Work instructions:
For the entries below, say how many lines include the word "placeholder" and add nothing else.
▬▬▬▬▬▬▬▬▬▬
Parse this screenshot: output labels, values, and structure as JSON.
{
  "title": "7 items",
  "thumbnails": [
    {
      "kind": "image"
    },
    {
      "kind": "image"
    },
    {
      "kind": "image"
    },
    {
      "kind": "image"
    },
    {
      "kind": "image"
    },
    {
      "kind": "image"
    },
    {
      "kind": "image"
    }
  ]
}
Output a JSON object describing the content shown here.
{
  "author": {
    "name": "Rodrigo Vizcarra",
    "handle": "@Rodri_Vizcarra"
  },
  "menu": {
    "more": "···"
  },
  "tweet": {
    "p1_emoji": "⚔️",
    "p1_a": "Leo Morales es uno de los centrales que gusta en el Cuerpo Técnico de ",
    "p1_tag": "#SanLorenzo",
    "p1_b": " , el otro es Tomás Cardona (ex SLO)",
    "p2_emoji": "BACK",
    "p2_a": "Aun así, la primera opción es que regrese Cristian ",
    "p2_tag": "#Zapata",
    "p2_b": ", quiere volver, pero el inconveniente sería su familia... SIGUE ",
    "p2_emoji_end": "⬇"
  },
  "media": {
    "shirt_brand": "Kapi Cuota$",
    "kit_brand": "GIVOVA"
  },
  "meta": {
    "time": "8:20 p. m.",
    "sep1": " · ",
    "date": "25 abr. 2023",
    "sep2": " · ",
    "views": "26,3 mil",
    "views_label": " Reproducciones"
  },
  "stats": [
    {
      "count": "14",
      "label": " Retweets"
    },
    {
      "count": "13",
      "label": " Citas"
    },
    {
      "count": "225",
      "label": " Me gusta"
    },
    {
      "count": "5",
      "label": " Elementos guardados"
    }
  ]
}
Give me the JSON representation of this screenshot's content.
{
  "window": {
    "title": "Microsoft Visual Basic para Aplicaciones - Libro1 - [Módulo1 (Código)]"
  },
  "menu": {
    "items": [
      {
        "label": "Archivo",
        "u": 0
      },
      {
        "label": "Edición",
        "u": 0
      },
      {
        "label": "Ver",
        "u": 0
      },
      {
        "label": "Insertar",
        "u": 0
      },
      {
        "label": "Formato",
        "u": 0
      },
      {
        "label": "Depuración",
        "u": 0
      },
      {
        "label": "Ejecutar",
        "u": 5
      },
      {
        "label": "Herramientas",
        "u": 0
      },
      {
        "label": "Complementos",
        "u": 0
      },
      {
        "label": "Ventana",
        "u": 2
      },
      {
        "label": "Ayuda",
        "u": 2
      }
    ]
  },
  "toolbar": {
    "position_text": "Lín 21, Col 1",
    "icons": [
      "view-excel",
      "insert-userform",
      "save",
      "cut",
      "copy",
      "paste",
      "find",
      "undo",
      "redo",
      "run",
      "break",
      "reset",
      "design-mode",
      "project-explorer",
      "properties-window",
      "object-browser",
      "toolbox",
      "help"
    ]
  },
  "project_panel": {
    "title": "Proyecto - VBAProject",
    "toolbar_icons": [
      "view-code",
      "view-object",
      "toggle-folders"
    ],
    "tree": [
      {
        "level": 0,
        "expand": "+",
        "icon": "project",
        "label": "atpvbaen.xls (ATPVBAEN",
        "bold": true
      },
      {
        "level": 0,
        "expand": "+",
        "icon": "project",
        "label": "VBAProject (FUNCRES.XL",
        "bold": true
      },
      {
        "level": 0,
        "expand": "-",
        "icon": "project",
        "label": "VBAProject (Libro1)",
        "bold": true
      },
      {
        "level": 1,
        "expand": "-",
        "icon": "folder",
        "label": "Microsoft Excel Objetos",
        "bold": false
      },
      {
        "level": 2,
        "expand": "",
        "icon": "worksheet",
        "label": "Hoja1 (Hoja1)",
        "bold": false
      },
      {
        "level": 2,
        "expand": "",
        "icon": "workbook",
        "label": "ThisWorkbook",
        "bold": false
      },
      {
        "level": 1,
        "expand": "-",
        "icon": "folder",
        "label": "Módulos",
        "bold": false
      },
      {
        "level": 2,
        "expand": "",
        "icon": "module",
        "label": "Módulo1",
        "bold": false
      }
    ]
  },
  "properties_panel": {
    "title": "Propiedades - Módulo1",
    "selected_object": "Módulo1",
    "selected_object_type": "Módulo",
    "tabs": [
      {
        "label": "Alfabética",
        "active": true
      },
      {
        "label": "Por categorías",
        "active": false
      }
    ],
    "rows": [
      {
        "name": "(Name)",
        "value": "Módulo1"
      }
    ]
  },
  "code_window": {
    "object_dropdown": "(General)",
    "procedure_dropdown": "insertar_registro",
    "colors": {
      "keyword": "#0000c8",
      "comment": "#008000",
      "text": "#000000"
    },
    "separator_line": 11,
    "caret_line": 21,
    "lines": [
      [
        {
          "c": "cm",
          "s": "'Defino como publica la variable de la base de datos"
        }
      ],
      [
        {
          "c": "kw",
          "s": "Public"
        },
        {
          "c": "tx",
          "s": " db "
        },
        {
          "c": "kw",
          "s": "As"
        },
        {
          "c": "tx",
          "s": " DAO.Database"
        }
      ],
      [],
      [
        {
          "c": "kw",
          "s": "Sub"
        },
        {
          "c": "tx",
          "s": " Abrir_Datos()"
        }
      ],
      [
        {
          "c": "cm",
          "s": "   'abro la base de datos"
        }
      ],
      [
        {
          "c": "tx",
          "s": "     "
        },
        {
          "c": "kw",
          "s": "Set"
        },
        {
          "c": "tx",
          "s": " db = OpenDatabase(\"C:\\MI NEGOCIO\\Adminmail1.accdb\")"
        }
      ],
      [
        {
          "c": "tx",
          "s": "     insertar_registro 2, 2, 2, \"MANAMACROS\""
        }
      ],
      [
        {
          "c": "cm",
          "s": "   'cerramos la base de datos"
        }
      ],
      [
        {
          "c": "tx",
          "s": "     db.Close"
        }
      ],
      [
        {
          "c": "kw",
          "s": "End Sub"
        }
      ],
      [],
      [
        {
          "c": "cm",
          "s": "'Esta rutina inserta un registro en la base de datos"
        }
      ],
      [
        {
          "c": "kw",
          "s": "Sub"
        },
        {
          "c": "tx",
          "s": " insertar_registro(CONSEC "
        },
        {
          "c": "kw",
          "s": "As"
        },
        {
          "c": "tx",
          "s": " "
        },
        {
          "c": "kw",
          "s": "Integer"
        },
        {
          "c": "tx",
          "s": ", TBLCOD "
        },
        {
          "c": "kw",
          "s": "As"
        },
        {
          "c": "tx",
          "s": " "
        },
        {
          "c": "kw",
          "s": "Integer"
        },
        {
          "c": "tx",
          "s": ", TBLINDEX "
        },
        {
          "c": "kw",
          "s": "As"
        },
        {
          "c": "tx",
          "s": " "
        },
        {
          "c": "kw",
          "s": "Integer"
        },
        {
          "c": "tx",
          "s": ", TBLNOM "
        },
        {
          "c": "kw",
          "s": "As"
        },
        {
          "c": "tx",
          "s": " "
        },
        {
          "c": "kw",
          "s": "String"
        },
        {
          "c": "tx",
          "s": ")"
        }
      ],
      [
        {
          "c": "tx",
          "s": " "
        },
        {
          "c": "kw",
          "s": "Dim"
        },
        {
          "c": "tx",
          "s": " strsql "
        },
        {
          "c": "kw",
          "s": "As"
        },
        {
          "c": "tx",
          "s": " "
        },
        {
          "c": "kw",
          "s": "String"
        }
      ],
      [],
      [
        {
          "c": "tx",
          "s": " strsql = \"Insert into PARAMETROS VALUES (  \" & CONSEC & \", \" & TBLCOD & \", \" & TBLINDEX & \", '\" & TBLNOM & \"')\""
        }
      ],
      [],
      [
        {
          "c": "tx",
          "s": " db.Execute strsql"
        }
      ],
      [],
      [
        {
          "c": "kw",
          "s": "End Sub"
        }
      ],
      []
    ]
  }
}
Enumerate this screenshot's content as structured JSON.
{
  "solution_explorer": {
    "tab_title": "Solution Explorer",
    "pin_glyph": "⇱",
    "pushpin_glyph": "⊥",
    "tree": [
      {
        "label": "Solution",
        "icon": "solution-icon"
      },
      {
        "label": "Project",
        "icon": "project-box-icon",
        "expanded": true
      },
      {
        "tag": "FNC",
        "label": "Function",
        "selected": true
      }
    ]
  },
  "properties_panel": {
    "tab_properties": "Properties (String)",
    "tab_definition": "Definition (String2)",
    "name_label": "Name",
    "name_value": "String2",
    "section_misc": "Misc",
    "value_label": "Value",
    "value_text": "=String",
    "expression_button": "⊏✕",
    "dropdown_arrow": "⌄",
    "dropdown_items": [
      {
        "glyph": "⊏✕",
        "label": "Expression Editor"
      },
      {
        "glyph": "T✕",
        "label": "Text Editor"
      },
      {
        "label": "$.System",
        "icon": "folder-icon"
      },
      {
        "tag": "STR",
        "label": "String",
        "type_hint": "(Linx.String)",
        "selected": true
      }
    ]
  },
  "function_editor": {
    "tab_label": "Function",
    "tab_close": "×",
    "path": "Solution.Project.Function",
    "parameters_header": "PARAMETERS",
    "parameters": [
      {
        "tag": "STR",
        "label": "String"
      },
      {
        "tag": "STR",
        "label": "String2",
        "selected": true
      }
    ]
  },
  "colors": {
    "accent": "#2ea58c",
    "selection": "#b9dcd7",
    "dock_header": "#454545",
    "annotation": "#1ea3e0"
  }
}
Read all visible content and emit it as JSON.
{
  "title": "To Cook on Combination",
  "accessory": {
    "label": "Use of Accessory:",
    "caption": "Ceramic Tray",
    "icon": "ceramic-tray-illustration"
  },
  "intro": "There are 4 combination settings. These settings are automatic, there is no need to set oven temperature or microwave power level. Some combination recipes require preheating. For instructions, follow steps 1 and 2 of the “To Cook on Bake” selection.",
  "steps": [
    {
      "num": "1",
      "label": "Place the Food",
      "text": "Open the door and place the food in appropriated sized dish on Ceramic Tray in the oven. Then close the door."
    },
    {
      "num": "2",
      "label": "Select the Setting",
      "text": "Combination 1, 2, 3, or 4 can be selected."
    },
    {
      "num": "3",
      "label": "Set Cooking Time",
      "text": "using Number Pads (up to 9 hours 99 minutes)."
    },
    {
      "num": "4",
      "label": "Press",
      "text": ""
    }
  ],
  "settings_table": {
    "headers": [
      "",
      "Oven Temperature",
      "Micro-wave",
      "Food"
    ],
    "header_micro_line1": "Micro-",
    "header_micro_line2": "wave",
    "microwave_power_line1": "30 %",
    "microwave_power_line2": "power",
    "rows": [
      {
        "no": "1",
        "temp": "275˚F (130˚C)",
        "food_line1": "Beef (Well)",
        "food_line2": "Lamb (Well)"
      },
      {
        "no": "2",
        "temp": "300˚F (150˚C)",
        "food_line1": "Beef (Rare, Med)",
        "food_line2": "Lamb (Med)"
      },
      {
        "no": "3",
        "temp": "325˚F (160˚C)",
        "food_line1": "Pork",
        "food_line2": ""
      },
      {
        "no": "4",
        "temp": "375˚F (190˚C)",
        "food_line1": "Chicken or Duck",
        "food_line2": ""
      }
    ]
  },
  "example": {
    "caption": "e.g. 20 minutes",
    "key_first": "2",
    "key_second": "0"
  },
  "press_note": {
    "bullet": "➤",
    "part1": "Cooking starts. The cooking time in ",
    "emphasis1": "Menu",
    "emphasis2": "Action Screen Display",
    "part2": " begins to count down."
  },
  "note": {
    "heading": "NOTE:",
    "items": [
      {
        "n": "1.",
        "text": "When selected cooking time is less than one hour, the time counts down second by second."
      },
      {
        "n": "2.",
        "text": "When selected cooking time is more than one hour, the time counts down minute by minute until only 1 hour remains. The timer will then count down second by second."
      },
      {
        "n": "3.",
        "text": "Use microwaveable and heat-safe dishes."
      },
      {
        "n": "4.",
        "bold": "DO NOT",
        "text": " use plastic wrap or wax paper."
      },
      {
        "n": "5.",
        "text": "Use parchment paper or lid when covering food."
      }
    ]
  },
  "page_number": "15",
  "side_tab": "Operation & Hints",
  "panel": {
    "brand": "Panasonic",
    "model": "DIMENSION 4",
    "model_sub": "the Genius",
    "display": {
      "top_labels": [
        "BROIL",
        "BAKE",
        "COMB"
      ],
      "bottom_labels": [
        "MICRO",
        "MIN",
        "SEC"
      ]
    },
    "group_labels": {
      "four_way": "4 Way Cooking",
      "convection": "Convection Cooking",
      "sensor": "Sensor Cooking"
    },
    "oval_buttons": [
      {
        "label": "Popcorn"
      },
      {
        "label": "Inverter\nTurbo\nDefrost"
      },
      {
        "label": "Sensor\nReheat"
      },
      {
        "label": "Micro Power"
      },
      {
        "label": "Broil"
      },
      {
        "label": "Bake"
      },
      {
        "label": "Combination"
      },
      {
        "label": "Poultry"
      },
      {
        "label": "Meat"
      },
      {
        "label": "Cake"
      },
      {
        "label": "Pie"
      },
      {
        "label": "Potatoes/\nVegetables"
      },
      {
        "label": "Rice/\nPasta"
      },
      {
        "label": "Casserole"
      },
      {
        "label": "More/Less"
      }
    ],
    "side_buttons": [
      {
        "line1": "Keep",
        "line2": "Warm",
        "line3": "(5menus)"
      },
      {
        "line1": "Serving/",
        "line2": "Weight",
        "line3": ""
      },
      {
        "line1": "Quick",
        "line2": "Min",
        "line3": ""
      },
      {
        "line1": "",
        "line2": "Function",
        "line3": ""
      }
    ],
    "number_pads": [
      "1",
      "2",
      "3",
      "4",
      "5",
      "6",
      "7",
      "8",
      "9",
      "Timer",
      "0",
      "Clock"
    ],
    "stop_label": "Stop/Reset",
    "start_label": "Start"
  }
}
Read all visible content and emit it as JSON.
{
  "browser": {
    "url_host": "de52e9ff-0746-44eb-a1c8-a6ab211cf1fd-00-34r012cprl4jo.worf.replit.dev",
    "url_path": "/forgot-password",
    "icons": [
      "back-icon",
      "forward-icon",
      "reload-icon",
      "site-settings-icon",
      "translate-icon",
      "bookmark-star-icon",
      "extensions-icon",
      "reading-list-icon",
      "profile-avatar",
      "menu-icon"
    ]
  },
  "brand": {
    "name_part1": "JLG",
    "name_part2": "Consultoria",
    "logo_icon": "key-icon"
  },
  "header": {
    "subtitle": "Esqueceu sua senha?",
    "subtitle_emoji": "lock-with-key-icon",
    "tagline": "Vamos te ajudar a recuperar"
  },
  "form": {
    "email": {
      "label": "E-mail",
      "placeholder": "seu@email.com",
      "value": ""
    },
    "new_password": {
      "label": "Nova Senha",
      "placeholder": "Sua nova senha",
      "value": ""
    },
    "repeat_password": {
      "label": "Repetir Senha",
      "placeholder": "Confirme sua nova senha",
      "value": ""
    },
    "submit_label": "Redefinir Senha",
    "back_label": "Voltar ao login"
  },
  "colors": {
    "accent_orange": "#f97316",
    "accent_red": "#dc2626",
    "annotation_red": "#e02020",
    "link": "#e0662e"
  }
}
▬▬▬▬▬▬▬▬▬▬
Response for this exercise:
3